Task prompt
Would you please copy each line of the listing that mentions "icon"?

====== Dataset content

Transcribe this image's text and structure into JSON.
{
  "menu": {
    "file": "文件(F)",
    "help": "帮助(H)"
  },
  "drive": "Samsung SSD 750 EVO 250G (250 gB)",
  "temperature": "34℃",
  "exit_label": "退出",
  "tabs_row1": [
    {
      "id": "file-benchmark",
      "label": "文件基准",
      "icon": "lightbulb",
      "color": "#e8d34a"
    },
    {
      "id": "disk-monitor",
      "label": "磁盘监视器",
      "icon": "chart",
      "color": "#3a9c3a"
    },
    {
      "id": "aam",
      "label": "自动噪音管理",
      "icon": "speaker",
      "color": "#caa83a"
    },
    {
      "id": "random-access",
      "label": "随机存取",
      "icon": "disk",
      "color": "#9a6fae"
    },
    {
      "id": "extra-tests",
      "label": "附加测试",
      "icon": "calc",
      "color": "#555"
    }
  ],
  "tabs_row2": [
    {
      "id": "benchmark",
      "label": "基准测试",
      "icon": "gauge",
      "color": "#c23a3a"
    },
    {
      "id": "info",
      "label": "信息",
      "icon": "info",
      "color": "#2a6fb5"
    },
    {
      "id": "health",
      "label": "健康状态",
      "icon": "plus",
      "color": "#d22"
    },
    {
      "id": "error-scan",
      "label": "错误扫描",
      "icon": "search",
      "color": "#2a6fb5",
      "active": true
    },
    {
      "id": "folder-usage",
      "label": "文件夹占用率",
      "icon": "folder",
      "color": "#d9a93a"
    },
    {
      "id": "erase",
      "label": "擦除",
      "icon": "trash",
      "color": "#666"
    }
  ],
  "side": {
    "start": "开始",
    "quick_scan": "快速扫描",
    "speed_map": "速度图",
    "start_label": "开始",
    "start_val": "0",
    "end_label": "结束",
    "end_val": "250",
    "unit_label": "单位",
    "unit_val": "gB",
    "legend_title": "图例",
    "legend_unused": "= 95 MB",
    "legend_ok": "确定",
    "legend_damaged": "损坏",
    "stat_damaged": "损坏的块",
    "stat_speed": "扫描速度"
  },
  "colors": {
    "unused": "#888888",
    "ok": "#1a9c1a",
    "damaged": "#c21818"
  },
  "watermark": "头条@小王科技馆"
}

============

Your solution
      "icon": "lightbulb",
      "icon": "chart",
      "icon": "speaker",
      "icon": "disk",
      "icon": "calc",
      "icon": "gauge",
      "icon": "info",
      "icon": "plus",
      "icon": "search",
      "icon": "folder",
      "icon": "trash",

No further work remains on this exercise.